A 53-year-old man admitted to our emergency service with symptoms of intermittent vomiting and headache for a week. In the hospital the patient swiftly deteriorated to coma. Computed Tomography (CT) and Magnetic Resonance Imaging (MRI) of the brain were performed. CT imaging showed a large intra-axial cystic tumour with solid component in the right frontal lobe with diffuse perilesional vasogenic edema. MRI scan showed a large frontal cystic mass with mass effect upon the right ventricle and leftward midline shift approximately 12 mm. In contrast MRI imaging, heterogeneous enhancement in the solid component of tumour was noted. He underwent biopsy of the lesion and verified the diagnosis of Primitive Neuroectodermal Tumor (PNET) (Figure 1).
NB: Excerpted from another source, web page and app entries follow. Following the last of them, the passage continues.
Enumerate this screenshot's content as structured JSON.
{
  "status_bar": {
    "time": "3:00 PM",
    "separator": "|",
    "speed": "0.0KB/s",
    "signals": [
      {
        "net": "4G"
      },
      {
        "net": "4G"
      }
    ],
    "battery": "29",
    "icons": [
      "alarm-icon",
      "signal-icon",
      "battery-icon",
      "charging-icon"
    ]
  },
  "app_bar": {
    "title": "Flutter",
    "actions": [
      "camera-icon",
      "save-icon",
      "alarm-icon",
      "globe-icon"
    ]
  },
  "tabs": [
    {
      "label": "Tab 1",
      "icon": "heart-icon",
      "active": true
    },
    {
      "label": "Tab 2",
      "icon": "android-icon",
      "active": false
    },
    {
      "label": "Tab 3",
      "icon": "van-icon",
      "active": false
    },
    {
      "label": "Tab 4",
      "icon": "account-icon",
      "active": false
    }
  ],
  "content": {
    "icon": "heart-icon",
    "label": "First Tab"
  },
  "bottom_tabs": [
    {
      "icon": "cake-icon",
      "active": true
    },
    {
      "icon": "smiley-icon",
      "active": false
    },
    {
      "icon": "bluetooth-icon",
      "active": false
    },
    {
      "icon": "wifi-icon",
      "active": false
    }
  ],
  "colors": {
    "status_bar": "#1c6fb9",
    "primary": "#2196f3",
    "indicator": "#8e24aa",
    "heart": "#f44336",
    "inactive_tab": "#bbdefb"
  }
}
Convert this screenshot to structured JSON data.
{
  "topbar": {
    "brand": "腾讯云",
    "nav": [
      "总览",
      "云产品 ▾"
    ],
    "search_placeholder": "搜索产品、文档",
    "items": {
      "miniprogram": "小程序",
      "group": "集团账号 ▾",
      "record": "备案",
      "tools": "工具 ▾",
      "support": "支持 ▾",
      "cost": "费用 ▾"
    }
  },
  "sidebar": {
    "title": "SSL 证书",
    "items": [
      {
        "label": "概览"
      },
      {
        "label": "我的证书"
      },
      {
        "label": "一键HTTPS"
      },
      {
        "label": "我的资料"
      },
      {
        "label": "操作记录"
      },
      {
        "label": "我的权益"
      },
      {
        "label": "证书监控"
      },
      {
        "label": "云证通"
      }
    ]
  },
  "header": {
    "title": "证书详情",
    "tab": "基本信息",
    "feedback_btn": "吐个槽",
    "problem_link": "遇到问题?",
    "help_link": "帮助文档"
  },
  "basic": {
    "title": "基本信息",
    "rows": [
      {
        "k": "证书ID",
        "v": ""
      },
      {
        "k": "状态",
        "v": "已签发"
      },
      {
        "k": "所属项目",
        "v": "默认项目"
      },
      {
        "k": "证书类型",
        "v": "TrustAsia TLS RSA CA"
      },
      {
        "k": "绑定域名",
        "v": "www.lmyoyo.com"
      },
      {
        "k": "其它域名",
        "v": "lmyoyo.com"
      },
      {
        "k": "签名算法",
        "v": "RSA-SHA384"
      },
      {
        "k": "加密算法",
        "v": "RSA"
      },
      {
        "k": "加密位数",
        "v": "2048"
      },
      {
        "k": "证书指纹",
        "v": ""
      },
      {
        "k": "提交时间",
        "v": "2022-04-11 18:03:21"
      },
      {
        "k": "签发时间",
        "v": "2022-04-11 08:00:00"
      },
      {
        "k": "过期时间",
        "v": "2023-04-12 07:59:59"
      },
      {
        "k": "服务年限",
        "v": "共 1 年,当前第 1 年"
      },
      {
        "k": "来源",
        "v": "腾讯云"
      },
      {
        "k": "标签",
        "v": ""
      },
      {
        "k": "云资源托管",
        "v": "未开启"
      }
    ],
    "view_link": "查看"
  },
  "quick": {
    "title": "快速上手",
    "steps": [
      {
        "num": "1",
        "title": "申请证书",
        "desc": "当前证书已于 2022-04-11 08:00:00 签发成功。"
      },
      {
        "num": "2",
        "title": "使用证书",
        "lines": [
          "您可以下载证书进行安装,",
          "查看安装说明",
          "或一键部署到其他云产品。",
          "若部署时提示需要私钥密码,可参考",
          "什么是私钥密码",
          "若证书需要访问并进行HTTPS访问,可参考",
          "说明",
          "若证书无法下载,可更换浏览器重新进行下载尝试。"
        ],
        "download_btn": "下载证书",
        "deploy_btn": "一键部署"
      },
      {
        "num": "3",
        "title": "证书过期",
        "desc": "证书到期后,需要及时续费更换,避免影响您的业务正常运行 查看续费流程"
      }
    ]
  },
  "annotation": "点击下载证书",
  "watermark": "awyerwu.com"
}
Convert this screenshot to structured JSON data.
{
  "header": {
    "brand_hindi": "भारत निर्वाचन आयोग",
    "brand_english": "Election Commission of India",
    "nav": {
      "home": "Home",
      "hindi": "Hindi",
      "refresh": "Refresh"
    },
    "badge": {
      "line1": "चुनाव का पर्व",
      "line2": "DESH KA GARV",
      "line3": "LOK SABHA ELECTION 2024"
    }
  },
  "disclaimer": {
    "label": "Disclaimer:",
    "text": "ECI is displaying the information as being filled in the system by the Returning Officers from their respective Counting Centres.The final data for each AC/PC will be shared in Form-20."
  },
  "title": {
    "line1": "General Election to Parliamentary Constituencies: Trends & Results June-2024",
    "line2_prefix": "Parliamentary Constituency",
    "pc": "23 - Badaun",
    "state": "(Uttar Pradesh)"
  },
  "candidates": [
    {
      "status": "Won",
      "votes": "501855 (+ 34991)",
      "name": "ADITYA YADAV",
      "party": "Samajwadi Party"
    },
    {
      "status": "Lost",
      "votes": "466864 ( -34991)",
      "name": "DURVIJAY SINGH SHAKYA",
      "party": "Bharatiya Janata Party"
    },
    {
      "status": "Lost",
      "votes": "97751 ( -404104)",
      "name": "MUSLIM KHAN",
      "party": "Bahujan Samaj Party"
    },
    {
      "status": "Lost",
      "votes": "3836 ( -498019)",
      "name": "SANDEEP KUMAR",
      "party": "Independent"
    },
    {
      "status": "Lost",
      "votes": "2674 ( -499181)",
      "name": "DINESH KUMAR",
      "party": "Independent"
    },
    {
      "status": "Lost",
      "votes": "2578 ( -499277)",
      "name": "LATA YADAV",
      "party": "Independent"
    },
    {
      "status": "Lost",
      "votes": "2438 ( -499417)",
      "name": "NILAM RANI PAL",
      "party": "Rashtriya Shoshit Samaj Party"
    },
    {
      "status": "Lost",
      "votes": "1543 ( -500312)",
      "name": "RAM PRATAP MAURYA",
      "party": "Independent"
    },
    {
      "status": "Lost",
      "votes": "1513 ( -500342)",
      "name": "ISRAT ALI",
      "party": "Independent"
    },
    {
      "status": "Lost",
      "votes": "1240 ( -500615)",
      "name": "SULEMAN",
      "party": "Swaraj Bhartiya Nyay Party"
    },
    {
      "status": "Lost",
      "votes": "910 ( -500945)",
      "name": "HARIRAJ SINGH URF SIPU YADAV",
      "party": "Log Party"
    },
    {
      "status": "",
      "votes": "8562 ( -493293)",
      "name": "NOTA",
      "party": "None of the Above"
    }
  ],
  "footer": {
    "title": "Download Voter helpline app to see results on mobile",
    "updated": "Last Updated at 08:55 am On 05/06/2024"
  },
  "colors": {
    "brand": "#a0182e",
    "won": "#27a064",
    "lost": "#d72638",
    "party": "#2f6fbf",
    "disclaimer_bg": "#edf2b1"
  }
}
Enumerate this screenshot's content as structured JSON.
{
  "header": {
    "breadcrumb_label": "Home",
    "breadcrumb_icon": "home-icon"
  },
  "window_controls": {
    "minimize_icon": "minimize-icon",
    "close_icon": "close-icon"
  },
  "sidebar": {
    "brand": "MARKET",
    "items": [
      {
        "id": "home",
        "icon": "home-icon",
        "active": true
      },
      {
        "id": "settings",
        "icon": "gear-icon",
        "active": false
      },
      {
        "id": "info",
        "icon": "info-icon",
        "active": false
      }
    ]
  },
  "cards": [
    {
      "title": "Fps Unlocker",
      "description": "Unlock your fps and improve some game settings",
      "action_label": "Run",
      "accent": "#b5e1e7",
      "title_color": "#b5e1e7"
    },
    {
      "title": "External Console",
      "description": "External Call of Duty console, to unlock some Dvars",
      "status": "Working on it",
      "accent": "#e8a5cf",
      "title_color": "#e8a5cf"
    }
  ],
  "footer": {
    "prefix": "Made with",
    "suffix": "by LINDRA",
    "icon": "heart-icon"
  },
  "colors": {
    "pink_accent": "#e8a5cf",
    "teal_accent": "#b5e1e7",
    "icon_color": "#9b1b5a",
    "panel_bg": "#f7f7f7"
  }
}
PNET is malignant, embryoblastic small cell neoplasm of childhood thought to results from primitive and undifferentiated neuroepithelial cells. PNET is extremely rare in adults. PNET may appears any location. The supratentorial PNET is most commonly in the temporo-parietal region. On MRI imaging typically occurs a large, lobulated, sharp-demarcated mass with heterogeneous signal T1 and T2 weighted images. It may have cystic, hemorrhagic and calcific component. The differential diagnozis of supratentorial PNET should involve glioblastoma multiforme, anaplastic oligodendroglioma, gangliocytoma and metastasis (Figure 2) [1-4]
Figure 1: Computed Tomography (CT) scans: Axial and koronal non-enhanced CT images showing a large, well demarcated cystic mass with a solid component (arrow) in the right frontal lobe.
Figure 2: Magnetic Resonance Image (MRI):
A) Axial non-contrast T2 weighted images showing a large heterogeneous cystic mass with
severe perilesional edema and compressing the ipsilateral lateral ventricle;
B) Coronal post-contrast T1 weighted;
C) Axial subtraction images showing enhancement of solid component.